● **Dataset records**:
---+---

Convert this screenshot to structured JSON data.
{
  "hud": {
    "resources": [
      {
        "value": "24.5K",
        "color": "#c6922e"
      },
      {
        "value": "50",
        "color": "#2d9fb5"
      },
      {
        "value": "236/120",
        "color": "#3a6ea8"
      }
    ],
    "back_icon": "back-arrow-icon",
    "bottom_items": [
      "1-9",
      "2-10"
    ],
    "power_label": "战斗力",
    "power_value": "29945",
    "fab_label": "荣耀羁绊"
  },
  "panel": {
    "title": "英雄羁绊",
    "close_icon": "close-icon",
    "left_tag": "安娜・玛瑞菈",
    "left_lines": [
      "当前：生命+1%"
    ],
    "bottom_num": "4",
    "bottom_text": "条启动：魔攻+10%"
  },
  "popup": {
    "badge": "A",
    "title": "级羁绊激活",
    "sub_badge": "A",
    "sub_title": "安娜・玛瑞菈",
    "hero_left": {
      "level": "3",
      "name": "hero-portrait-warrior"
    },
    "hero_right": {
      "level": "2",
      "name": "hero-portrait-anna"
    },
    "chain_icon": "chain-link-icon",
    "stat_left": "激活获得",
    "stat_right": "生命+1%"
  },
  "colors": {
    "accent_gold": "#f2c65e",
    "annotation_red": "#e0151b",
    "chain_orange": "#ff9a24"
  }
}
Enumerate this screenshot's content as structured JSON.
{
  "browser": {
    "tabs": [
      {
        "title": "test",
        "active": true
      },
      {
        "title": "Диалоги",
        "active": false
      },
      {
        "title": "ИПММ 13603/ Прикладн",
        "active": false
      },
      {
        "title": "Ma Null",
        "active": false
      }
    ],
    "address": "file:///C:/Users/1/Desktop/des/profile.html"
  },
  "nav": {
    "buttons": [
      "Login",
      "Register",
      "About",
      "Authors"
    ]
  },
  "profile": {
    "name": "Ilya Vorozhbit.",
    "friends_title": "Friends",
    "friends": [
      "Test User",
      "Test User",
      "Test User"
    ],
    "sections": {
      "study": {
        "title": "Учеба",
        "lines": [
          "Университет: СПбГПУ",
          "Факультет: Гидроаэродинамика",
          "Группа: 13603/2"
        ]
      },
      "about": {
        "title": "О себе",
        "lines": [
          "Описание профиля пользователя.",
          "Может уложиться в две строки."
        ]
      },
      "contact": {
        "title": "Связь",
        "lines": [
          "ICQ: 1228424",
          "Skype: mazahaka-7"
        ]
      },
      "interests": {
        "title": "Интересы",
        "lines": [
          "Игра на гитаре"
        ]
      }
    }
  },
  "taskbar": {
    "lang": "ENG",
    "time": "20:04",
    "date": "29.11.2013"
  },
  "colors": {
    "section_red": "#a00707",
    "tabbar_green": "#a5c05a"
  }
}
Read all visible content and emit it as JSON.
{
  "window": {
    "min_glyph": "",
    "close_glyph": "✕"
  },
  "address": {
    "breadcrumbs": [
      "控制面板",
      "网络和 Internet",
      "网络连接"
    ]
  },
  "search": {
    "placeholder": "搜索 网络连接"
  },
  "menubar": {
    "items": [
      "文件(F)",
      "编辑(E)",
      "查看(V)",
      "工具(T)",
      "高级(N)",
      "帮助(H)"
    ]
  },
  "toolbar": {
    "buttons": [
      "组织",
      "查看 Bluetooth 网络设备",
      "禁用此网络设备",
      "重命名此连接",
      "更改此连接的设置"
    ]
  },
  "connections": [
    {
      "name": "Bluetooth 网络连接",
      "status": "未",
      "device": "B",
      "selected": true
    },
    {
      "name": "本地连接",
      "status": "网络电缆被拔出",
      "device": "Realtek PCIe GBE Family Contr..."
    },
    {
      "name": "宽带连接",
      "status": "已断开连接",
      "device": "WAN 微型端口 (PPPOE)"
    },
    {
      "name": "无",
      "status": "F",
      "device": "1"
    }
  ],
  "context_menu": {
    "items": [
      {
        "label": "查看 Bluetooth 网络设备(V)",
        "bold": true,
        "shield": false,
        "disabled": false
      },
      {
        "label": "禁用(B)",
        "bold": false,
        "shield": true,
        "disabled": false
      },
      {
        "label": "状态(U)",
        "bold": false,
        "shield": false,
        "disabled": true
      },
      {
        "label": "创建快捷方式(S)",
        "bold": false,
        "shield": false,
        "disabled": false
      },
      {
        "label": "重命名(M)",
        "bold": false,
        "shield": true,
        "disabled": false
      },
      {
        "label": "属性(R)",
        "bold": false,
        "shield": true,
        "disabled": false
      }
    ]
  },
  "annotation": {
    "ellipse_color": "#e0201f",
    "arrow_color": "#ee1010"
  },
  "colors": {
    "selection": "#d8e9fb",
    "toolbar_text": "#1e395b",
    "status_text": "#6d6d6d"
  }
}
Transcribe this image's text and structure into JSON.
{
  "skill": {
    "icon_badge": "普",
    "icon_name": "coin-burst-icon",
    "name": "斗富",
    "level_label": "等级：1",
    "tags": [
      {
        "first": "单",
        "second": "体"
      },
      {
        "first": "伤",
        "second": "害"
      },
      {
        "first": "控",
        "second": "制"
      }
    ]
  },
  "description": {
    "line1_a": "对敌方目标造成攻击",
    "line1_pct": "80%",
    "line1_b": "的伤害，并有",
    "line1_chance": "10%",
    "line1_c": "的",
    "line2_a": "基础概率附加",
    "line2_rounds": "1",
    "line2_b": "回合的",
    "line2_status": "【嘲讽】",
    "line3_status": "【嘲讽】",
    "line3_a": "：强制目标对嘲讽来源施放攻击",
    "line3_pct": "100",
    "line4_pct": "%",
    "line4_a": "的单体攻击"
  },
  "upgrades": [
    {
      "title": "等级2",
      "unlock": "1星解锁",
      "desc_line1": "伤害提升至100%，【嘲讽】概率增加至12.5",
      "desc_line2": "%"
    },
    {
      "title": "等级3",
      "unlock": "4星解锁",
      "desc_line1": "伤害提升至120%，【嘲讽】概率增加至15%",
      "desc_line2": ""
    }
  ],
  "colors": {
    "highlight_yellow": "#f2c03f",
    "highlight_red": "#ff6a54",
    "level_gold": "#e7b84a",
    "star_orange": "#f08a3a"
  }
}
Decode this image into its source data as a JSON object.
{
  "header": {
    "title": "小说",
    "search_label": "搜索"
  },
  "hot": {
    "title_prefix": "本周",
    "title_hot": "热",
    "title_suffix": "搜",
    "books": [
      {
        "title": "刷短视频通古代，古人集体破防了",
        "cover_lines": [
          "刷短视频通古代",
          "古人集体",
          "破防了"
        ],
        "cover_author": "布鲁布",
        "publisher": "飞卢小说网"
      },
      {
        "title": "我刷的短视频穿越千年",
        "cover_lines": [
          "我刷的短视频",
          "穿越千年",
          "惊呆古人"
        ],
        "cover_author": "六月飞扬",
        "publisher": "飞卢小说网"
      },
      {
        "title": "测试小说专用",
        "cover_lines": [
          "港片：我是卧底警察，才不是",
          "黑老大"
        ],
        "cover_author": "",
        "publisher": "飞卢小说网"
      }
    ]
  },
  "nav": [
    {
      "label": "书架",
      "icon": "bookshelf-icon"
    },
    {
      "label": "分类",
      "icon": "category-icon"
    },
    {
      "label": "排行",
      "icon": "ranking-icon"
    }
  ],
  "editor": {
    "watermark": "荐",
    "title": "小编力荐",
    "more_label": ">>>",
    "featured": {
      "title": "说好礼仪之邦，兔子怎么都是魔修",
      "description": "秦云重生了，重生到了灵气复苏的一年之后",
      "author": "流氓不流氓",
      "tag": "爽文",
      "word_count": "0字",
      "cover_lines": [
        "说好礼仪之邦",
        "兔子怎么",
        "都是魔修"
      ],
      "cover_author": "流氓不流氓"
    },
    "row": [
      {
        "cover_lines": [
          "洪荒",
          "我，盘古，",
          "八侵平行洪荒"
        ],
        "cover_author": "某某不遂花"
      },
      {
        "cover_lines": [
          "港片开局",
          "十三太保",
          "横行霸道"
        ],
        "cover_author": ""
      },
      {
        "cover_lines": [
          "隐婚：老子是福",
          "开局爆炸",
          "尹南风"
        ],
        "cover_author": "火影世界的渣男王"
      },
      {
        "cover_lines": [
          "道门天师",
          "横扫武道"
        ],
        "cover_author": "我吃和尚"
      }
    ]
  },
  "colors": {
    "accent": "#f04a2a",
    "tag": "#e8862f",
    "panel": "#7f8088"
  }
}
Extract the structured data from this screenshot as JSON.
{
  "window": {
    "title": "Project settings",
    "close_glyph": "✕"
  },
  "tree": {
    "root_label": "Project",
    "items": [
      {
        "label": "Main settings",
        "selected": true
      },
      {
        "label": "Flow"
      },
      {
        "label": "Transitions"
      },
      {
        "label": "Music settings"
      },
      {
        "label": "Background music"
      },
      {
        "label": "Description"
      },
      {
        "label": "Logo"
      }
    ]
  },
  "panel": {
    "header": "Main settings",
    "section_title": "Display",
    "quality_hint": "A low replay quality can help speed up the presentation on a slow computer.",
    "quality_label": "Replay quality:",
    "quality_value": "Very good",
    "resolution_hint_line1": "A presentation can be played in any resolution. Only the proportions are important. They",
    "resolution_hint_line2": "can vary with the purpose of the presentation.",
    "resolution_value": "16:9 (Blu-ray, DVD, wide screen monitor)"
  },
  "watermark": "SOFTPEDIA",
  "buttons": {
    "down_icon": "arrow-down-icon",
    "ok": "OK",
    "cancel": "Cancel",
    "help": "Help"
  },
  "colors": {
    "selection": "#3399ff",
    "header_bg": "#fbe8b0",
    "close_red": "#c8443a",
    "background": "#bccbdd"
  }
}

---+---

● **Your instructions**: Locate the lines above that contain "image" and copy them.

● **Answer space**:
Transcribe this image's text and structure into JSON.
Decode this image into its source data as a JSON object.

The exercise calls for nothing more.